A renewed focus on national pride coupled with the need to support local business as part of purpose-driven strategies following the pandemic, has motivated manufacturers such as Grupo Modelo in Mexico and Abinbev in Brazil to create initiatives supporting local restaurants and stores. These initiatives maintain brand relevance without conflicting with various municipalities, such as in Mexico and Ecuador, that discourage drinking alcohol during lockdown.
Conversely, certain players have been associated with social responsibility simply by continuing operations. Tequila and mezcal in Mexico and cachaça in Brazil are examples of industries that are the lifeblood of local communities. This increased attention to locally-produced heritage products is likely to continue shaping consumer behaviour even after the pandemic.

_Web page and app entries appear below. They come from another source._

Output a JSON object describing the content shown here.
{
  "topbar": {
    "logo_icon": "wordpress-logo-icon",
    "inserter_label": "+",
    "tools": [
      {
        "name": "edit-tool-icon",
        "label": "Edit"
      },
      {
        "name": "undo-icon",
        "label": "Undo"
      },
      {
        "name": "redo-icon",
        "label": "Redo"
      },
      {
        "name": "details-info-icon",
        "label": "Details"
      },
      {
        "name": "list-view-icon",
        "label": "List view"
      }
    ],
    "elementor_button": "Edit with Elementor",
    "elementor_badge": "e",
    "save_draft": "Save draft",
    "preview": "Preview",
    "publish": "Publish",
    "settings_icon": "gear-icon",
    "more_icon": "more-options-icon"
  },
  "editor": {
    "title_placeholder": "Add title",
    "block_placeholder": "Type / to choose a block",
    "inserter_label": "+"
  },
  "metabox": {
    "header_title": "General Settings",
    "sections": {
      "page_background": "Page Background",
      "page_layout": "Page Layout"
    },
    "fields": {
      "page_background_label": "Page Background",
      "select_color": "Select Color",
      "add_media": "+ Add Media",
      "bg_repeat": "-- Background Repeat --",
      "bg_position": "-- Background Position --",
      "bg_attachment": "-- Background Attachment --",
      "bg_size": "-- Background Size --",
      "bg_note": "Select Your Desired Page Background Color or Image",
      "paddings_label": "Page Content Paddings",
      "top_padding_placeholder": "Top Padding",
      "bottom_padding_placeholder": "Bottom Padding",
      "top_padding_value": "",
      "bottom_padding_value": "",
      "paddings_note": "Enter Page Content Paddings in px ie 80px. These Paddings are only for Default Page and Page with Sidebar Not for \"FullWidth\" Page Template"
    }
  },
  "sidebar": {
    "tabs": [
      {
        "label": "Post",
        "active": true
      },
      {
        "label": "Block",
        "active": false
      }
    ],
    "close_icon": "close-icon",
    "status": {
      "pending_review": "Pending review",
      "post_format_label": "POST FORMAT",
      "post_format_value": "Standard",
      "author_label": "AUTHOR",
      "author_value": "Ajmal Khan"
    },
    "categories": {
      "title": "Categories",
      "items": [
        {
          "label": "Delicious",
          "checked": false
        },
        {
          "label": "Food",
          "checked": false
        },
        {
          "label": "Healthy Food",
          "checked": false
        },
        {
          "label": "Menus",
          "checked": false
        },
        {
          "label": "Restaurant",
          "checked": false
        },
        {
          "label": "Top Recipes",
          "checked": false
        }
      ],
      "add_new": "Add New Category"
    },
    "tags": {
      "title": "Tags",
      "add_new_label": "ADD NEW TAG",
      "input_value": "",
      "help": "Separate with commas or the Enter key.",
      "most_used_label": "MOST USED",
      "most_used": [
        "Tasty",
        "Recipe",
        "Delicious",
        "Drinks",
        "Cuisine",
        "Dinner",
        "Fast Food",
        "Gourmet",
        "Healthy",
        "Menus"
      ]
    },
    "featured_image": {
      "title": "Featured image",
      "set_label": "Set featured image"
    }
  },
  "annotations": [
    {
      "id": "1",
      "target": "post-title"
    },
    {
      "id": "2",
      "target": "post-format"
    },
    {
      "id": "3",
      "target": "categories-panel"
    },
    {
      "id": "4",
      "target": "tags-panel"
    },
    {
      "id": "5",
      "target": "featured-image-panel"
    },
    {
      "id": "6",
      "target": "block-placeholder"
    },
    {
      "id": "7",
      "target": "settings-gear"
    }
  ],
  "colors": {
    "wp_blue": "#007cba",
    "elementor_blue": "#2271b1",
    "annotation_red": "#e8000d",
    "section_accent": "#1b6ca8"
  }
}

|Top Priorities from Global Food and Beverage Players||% of Respondents who Agree|
|My company is supporting employees during COVID-19||84%|
|My company is supporting local communities during COVID-19||55%|
|My company is supporting suppliers during COVID-19||52%|
Source: Euromonitor Voice of the Industry Sustainability Survey (2020)
According to the International Labour Organization (ILO), in Latin America, nearly half the working population operates in the informal sector, which has been severely impacted by a reduction in foot traffic. These workers live hand to mouth, and so the stay-at-home creed has never been a real option for them. These workers also often lack the welfare programs that have been implemented in the US or Western Europe. Latin America’s real GDP for 2020 is projected to contract by 8.4% year-on-year, compared to 8.9% in Western Europe and 4.2% in North America.
The 10-year movement towards craft and premium products across categories will also take a back seat in Latin America as consumers trade down to lower priced beverages due to lost income. Economy staple brands are best placed for growth in 2021. Within spirits, local spirits such as charanda and aguardiente will see gains as a direct result of trading down.
Source: Euromonitor International. Note: Includes white/dark rum, other blended whisky, vodka and gin.
In 2020, the alcoholic drinks industry in Latin America is expected to decline by 11% in total volume sales. The absence of social events and normal levels of tourism, coupled with the ongoing threat of a second or third wave means, these trends will continue into the first trimester of 2021. In addition, according to Euromonitor International, roughly 450,000 consumer foodservice establishments are expected to close permanently, restricting locations for socialising.
Spirits that are associated with night-time occasions – pisco, rum, vodka, whiskey, cachaça, and tequila, for example – have been severely impacted by bar closures. The industry wonders how much of the late-night Latino culture will be lost to the emergent new normal.
For example, years after becoming a mainstay in Europe, the Aperol or Ramazzotti spritz trend is increasingly common across Latin American cities. Moving forward, categories associated with consumption opportunities during the afternoon and early evening – barbecues, festivals, music, art – might find an opportunity for growth. The hard seltzer trend looks to capitalise on consumers looking for something new after a year in lockdown drinking the same thing. Look out for Coca-Cola´s first foray into the alcoholic drinks industry with Topo Chico in Mexico or CCU´s Hard Fresh by Mistral Ice in Chile.
For more insight into strategies for adapting to the post-pandemic drinks landscape, check out Post-Coronavirus Learnings from Spirits in Latin America and Raising a Glass to the Post-Pandemic Consumer.